By Sydney Robertson
Each year, millions of students graduate from high school. Additionally, millions of dollars in scholarships fall into the hands of students who had to ask permission to use the restroom just a few months prior. Not many students know that they might need to report parts of their scholarships to the government. And while not all parts of a scholarship are taxable, an understanding about scholarship taxation will help a young tax filer correctly report his/her scholarship on their annual tax return.
Some types of scholarship money do not require tax or reporting to the government when filling a tax return. For consideration as tax-free money, a student must attend an institution as a degree-seeking full-time or part-time student. If scholarship money pays for tuition, it does not incur tax nor does it need to be reported. Money used for fees required by enrolling in or attending an institution does not require reporting. Additionally, scholarships that cover books, supplies, and equipment required for courses are tax-free. The award does not get taxed if used for any of the situations above.

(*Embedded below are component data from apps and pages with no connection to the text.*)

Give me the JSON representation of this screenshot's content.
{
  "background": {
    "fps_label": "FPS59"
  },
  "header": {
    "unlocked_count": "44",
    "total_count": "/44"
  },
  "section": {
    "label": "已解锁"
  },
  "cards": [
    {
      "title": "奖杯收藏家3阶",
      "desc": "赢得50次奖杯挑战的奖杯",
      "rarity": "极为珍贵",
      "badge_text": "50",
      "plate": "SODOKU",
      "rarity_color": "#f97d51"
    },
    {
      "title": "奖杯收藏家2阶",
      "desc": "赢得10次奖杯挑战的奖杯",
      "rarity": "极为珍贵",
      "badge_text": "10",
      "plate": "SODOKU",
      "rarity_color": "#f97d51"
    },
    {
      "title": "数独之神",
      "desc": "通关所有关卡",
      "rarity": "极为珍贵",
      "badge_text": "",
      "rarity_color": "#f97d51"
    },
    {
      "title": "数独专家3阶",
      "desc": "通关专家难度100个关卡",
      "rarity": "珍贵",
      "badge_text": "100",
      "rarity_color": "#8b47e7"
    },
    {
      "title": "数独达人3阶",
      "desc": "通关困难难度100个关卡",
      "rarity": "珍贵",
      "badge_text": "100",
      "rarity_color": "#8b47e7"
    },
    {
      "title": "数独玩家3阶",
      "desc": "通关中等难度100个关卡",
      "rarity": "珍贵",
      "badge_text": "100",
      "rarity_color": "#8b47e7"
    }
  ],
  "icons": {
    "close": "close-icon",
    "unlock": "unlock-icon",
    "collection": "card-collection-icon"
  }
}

On the other hand, there are several situations in which scholarship money is taxed. Room and board money must be filed on the tax return. Additionally, money used for travel, research, office supplies, and materials not required for a course are also taxed. If a situation arises where some of the scholarship goes to tuition and some goes to room and board, the room and board portion is taxable while the tuition portion is not. Additionally, if filing for an educational deduction, the deduction amount must decrease by the amount of tax-free scholarship money.
If a tax-free scholarship award is the only income for a student, then there is no need to file or report any scholarship at all. On the other hand, a taxable award or portion of a taxable award that does not appear on a W-2 must be reported. The following forms can all report a scholarship claim. A tax filer should pick the correct form based on his/her current situation:
- 1040 – U.S. Individual Income Tax Return
- 1040A – U.S. Individual Income Tax Return
- 1040EZ – Income Tax Return for Single & Joint Filers with No Dependents
- 1040NR – U.S. Nonresident Alien Income Tax Return
- 1040NR-EZ – U.S Income Tax Return for Certain Nonresident Aliens with No Dependents”1
Depending on the form, the scholarship award might need a different method of reporting. Here are some of the forms and how they require scholarship money to be reported:
- 1040EZ Form: Include the taxable amount in the total on line 1. If the taxable was not reported on Form W-2, also enter ‘SCH’ and the taxable amount in the space to the left of line 1.
- 1040 Form: Include the taxable amount in the total on line 7. If the taxable amount was not reported on Form W-2, also enter ‘SCH’ and the taxable amount on the dotted line next to line 7.
- 1040A Form: Include the taxable amount in the total on line 7. If the taxable amount was not reported on Form W-2, also enter ‘SCH’ and the taxable amount in the space to the left of line 7.”1
Although this seems like a lot of information, tax professionals at North Georgia Accounting Solutions can help ease the process. For further questions or help with filing scholarship tax, feel free to contact one of our tax specialists at 678-804-4011 or drop by our office located at 4315 South Lee Street, Suite 300, Buford, GA 30518.
1Hoyt, Elizabeth. “Should I Claim Scholarships & Other Awards on My Taxes?” Fastweb. N.p., 16 Feb. 2017. Web. 14 July 2017.
“Scholarship Money And Taxes | H&R Block.” Scholarship Money And Taxes | H&R Block®. N.p., n.d. Web. 14 July 2017.